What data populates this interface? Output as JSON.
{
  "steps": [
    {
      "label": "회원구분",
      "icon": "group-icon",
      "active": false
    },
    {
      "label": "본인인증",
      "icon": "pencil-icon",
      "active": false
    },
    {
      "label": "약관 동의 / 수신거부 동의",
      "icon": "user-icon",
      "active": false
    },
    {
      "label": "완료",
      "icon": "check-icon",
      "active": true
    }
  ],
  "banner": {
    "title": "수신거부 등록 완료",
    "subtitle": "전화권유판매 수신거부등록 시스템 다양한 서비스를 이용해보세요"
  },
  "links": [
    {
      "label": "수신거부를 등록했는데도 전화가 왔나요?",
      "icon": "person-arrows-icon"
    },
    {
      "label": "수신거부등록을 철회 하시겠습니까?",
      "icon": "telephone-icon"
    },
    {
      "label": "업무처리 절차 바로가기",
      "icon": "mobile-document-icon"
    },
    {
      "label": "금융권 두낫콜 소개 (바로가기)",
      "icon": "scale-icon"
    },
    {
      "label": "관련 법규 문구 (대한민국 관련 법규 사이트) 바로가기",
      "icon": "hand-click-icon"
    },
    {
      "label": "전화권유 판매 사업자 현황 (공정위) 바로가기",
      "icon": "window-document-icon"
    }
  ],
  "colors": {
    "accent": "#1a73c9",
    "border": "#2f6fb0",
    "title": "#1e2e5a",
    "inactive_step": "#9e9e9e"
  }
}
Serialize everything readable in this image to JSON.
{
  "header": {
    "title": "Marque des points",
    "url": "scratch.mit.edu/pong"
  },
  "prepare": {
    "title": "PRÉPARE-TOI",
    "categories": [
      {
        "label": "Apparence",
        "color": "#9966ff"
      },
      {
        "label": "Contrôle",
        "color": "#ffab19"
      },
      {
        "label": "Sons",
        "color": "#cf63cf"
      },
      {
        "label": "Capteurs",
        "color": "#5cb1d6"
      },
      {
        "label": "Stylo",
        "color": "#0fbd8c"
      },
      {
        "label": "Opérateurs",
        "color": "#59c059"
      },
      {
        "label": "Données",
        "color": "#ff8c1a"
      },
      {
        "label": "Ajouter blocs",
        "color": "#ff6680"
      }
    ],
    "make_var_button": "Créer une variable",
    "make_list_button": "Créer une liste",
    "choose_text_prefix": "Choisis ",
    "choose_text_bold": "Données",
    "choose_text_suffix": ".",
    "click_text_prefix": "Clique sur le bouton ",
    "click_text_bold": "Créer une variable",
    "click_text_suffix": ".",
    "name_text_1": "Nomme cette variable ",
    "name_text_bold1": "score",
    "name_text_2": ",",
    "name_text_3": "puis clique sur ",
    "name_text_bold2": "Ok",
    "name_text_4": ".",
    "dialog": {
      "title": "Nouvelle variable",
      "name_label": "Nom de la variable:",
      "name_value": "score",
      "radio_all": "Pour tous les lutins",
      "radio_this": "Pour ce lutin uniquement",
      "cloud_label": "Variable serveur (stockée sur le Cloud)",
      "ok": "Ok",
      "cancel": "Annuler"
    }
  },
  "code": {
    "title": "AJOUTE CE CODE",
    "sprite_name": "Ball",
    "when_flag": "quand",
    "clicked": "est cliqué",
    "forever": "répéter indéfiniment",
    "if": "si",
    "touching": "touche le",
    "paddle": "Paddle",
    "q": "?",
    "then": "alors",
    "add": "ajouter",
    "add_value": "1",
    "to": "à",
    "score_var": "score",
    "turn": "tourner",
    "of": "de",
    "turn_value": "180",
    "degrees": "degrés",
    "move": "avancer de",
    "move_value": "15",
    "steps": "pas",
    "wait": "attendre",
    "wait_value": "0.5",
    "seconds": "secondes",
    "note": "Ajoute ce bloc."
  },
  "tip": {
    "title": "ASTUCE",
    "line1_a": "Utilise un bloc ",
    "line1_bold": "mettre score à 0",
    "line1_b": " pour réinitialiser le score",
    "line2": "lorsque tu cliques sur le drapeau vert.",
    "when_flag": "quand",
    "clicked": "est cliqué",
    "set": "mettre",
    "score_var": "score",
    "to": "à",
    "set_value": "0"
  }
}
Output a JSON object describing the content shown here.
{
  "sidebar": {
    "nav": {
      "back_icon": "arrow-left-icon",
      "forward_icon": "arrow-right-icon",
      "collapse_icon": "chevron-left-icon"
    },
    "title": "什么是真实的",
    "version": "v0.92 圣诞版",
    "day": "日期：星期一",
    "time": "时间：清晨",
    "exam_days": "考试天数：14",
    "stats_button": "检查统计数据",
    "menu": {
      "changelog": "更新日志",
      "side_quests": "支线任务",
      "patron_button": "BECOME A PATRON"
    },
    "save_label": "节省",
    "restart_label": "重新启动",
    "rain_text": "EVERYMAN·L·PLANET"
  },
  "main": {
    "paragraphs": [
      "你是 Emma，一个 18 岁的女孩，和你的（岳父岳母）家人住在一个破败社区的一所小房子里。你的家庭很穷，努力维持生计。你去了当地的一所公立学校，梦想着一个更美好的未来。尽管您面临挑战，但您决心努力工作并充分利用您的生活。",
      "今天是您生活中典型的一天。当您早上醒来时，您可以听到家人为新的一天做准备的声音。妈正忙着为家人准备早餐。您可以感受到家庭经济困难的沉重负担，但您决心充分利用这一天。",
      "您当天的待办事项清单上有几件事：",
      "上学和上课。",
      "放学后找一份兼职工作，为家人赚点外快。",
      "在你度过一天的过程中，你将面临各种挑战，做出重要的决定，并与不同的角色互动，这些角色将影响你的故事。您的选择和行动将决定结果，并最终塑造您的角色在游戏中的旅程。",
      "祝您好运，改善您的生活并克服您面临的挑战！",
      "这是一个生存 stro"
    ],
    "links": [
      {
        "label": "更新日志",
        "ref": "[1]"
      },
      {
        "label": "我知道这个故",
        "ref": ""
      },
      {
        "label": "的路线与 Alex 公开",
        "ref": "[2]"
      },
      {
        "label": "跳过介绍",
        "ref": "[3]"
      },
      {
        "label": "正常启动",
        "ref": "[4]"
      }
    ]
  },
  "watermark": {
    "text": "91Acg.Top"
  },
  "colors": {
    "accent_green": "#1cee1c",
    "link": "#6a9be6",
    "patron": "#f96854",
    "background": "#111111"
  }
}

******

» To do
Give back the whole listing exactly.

» Task response
What data populates this interface? Output as JSON.
{
  "steps": [
    {
      "label": "회원구분",
      "icon": "group-icon",
      "active": false
    },
    {
      "label": "본인인증",
      "icon": "pencil-icon",
      "active": false
    },
    {
      "label": "약관 동의 / 수신거부 동의",
      "icon": "user-icon",
      "active": false
    },
    {
      "label": "완료",
      "icon": "check-icon",
      "active": true
    }
  ],
  "banner": {
    "title": "수신거부 등록 완료",
    "subtitle": "전화권유판매 수신거부등록 시스템 다양한 서비스를 이용해보세요"
  },
  "links": [
    {
      "label": "수신거부를 등록했는데도 전화가 왔나요?",
      "icon": "person-arrows-icon"
    },
    {
      "label": "수신거부등록을 철회 하시겠습니까?",
      "icon": "telephone-icon"
    },
    {
      "label": "업무처리 절차 바로가기",
      "icon": "mobile-document-icon"
    },
    {
      "label": "금융권 두낫콜 소개 (바로가기)",
      "icon": "scale-icon"
    },
    {
      "label": "관련 법규 문구 (대한민국 관련 법규 사이트) 바로가기",
      "icon": "hand-click-icon"
    },
    {
      "label": "전화권유 판매 사업자 현황 (공정위) 바로가기",
      "icon": "window-document-icon"
    }
  ],
  "colors": {
    "accent": "#1a73c9",
    "border": "#2f6fb0",
    "title": "#1e2e5a",
    "inactive_step": "#9e9e9e"
  }
}
Serialize everything readable in this image to JSON.
{
  "header": {
    "title": "Marque des points",
    "url": "scratch.mit.edu/pong"
  },
  "prepare": {
    "title": "PRÉPARE-TOI",
    "categories": [
      {
        "label": "Apparence",
        "color": "#9966ff"
      },
      {
        "label": "Contrôle",
        "color": "#ffab19"
      },
      {
        "label": "Sons",
        "color": "#cf63cf"
      },
      {
        "label": "Capteurs",
        "color": "#5cb1d6"
      },
      {
        "label": "Stylo",
        "color": "#0fbd8c"
      },
      {
        "label": "Opérateurs",
        "color": "#59c059"
      },
      {
        "label": "Données",
        "color": "#ff8c1a"
      },
      {
        "label": "Ajouter blocs",
        "color": "#ff6680"
      }
    ],
    "make_var_button": "Créer une variable",
    "make_list_button": "Créer une liste",
    "choose_text_prefix": "Choisis ",
    "choose_text_bold": "Données",
    "choose_text_suffix": ".",
    "click_text_prefix": "Clique sur le bouton ",
    "click_text_bold": "Créer une variable",
    "click_text_suffix": ".",
    "name_text_1": "Nomme cette variable ",
    "name_text_bold1": "score",
    "name_text_2": ",",
    "name_text_3": "puis clique sur ",
    "name_text_bold2": "Ok",
    "name_text_4": ".",
    "dialog": {
      "title": "Nouvelle variable",
      "name_label": "Nom de la variable:",
      "name_value": "score",
      "radio_all": "Pour tous les lutins",
      "radio_this": "Pour ce lutin uniquement",
      "cloud_label": "Variable serveur (stockée sur le Cloud)",
      "ok": "Ok",
      "cancel": "Annuler"
    }
  },
  "code": {
    "title": "AJOUTE CE CODE",
    "sprite_name": "Ball",
    "when_flag": "quand",
    "clicked": "est cliqué",
    "forever": "répéter indéfiniment",
    "if": "si",
    "touching": "touche le",
    "paddle": "Paddle",
    "q": "?",
    "then": "alors",
    "add": "ajouter",
    "add_value": "1",
    "to": "à",
    "score_var": "score",
    "turn": "tourner",
    "of": "de",
    "turn_value": "180",
    "degrees": "degrés",
    "move": "avancer de",
    "move_value": "15",
    "steps": "pas",
    "wait": "attendre",
    "wait_value": "0.5",
    "seconds": "secondes",
    "note": "Ajoute ce bloc."
  },
  "tip": {
    "title": "ASTUCE",
    "line1_a": "Utilise un bloc ",
    "line1_bold": "mettre score à 0",
    "line1_b": " pour réinitialiser le score",
    "line2": "lorsque tu cliques sur le drapeau vert.",
    "when_flag": "quand",
    "clicked": "est cliqué",
    "set": "mettre",
    "score_var": "score",
    "to": "à",
    "set_value": "0"
  }
}
Output a JSON object describing the content shown here.
{
  "sidebar": {
    "nav": {
      "back_icon": "arrow-left-icon",
      "forward_icon": "arrow-right-icon",
      "collapse_icon": "chevron-left-icon"
    },
    "title": "什么是真实的",
    "version": "v0.92 圣诞版",
    "day": "日期：星期一",
    "time": "时间：清晨",
    "exam_days": "考试天数：14",
    "stats_button": "检查统计数据",
    "menu": {
      "changelog": "更新日志",
      "side_quests": "支线任务",
      "patron_button": "BECOME A PATRON"
    },
    "save_label": "节省",
    "restart_label": "重新启动",
    "rain_text": "EVERYMAN·L·PLANET"
  },
  "main": {
    "paragraphs": [
      "你是 Emma，一个 18 岁的女孩，和你的（岳父岳母）家人住在一个破败社区的一所小房子里。你的家庭很穷，努力维持生计。你去了当地的一所公立学校，梦想着一个更美好的未来。尽管您面临挑战，但您决心努力工作并充分利用您的生活。",
      "今天是您生活中典型的一天。当您早上醒来时，您可以听到家人为新的一天做准备的声音。妈正忙着为家人准备早餐。您可以感受到家庭经济困难的沉重负担，但您决心充分利用这一天。",
      "您当天的待办事项清单上有几件事：",
      "上学和上课。",
      "放学后找一份兼职工作，为家人赚点外快。",
      "在你度过一天的过程中，你将面临各种挑战，做出重要的决定，并与不同的角色互动，这些角色将影响你的故事。您的选择和行动将决定结果，并最终塑造您的角色在游戏中的旅程。",
      "祝您好运，改善您的生活并克服您面临的挑战！",
      "这是一个生存 stro"
    ],
    "links": [
      {
        "label": "更新日志",
        "ref": "[1]"
      },
      {
        "label": "我知道这个故",
        "ref": ""
      },
      {
        "label": "的路线与 Alex 公开",
        "ref": "[2]"
      },
      {
        "label": "跳过介绍",
        "ref": "[3]"
      },
      {
        "label": "正常启动",
        "ref": "[4]"
      }
    ]
  },
  "watermark": {
    "text": "91Acg.Top"
  },
  "colors": {
    "accent_green": "#1cee1c",
    "link": "#6a9be6",
    "patron": "#f96854",
    "background": "#111111"
  }
}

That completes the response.